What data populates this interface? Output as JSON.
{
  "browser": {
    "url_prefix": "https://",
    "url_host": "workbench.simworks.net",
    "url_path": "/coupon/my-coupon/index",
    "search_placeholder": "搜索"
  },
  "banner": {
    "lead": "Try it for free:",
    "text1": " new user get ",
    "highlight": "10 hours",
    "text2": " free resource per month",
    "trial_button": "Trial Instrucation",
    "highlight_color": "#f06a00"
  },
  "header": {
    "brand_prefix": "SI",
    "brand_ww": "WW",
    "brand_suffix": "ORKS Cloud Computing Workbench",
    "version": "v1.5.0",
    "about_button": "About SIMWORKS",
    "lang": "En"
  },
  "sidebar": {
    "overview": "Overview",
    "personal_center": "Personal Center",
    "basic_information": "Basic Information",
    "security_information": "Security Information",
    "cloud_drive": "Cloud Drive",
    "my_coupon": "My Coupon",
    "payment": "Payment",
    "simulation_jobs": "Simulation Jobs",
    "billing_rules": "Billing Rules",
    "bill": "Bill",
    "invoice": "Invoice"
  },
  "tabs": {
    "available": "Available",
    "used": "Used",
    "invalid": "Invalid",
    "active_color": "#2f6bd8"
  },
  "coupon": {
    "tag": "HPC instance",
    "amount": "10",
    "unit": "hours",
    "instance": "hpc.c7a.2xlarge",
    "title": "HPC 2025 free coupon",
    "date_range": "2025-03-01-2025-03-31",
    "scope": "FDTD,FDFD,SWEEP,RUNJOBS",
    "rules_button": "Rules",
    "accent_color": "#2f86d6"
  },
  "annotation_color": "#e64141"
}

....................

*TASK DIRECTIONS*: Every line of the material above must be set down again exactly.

*WRITTEN RESPONSE*:
What data populates this interface? Output as JSON.
{
  "browser": {
    "url_prefix": "https://",
    "url_host": "workbench.simworks.net",
    "url_path": "/coupon/my-coupon/index",
    "search_placeholder": "搜索"
  },
  "banner": {
    "lead": "Try it for free:",
    "text1": " new user get ",
    "highlight": "10 hours",
    "text2": " free resource per month",
    "trial_button": "Trial Instrucation",
    "highlight_color": "#f06a00"
  },
  "header": {
    "brand_prefix": "SI",
    "brand_ww": "WW",
    "brand_suffix": "ORKS Cloud Computing Workbench",
    "version": "v1.5.0",
    "about_button": "About SIMWORKS",
    "lang": "En"
  },
  "sidebar": {
    "overview": "Overview",
    "personal_center": "Personal Center",
    "basic_information": "Basic Information",
    "security_information": "Security Information",
    "cloud_drive": "Cloud Drive",
    "my_coupon": "My Coupon",
    "payment": "Payment",
    "simulation_jobs": "Simulation Jobs",
    "billing_rules": "Billing Rules",
    "bill": "Bill",
    "invoice": "Invoice"
  },
  "tabs": {
    "available": "Available",
    "used": "Used",
    "invalid": "Invalid",
    "active_color": "#2f6bd8"
  },
  "coupon": {
    "tag": "HPC instance",
    "amount": "10",
    "unit": "hours",
    "instance": "hpc.c7a.2xlarge",
    "title": "HPC 2025 free coupon",
    "date_range": "2025-03-01-2025-03-31",
    "scope": "FDTD,FDFD,SWEEP,RUNJOBS",
    "rules_button": "Rules",
    "accent_color": "#2f86d6"
  },
  "annotation_color": "#e64141"
}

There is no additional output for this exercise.